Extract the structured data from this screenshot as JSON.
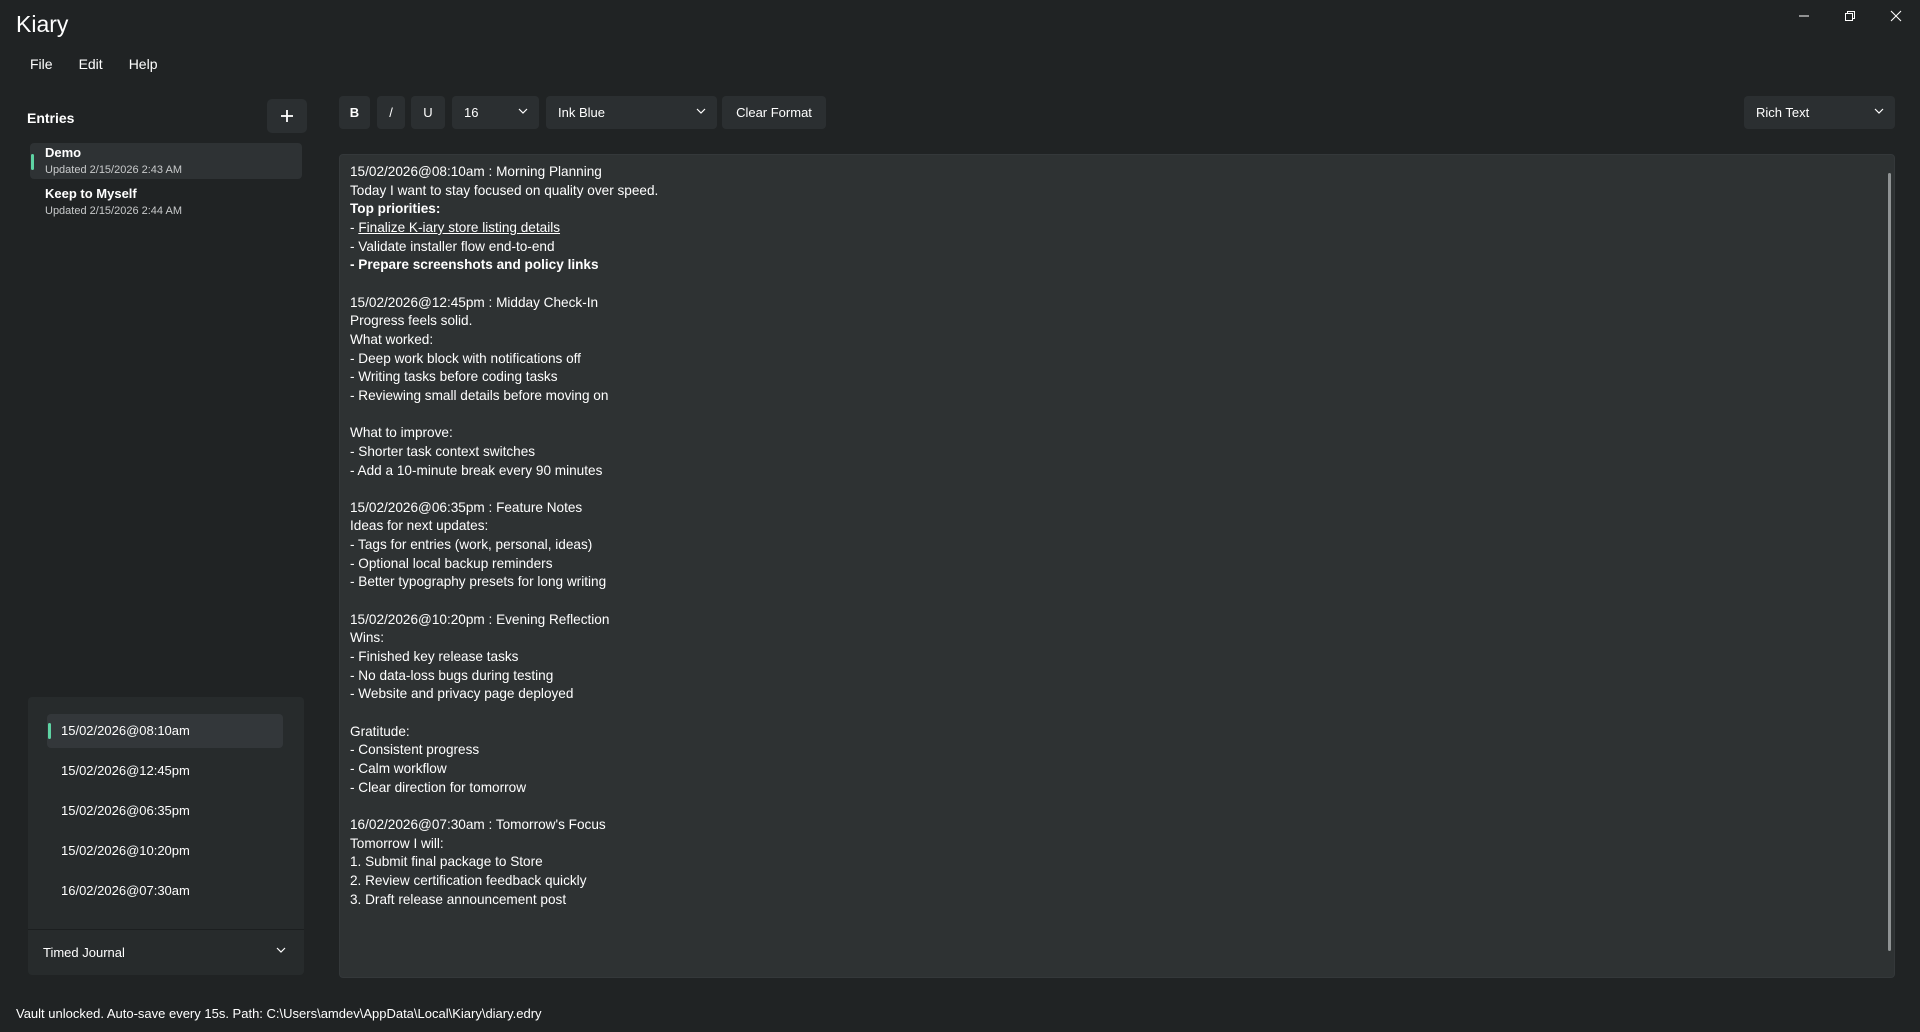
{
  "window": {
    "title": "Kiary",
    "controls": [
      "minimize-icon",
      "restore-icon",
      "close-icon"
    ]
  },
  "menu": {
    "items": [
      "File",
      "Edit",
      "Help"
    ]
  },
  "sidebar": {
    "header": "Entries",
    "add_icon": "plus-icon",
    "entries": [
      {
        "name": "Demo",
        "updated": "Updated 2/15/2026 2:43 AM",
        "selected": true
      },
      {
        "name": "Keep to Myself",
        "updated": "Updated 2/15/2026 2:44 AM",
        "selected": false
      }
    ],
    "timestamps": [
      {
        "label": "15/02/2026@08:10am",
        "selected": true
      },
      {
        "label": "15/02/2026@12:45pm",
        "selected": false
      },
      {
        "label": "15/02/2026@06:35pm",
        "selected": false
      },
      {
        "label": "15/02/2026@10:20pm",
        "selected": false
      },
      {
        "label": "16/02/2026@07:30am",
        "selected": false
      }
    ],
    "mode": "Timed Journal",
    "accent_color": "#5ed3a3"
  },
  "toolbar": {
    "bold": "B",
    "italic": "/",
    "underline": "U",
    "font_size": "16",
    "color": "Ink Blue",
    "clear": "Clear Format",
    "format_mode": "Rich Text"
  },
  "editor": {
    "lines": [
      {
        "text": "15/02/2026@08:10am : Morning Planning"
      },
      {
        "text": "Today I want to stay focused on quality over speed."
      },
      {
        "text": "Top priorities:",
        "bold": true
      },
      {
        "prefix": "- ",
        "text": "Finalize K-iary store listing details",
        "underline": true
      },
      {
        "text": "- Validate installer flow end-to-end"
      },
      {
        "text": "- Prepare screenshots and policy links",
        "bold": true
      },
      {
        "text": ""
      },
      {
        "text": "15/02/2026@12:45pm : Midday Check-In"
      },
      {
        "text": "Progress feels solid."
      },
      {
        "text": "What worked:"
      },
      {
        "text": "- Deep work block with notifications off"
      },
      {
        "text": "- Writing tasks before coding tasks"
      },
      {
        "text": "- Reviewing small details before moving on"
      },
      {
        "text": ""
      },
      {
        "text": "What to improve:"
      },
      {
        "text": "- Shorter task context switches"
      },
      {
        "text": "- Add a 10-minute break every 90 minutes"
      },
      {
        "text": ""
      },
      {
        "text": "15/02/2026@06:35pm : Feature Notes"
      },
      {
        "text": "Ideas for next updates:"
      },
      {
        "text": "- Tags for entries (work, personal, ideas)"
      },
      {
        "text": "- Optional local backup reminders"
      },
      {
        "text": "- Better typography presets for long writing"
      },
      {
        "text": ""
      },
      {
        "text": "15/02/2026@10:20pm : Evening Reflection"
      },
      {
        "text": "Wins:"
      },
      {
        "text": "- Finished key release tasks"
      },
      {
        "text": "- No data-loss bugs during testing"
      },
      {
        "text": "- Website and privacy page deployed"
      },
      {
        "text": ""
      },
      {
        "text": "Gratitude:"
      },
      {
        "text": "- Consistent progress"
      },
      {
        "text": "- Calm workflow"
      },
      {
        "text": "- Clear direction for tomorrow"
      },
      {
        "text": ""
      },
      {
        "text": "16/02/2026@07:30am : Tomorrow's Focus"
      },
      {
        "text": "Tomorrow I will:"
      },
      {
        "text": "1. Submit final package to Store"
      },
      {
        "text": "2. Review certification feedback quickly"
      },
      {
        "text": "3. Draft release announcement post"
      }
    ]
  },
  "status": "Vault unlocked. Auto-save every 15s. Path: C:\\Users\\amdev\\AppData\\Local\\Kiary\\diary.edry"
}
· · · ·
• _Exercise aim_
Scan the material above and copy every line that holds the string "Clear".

• _Response to this exercise_
    "clear": "Clear Format",
        "text": "- Clear direction for tomorrow"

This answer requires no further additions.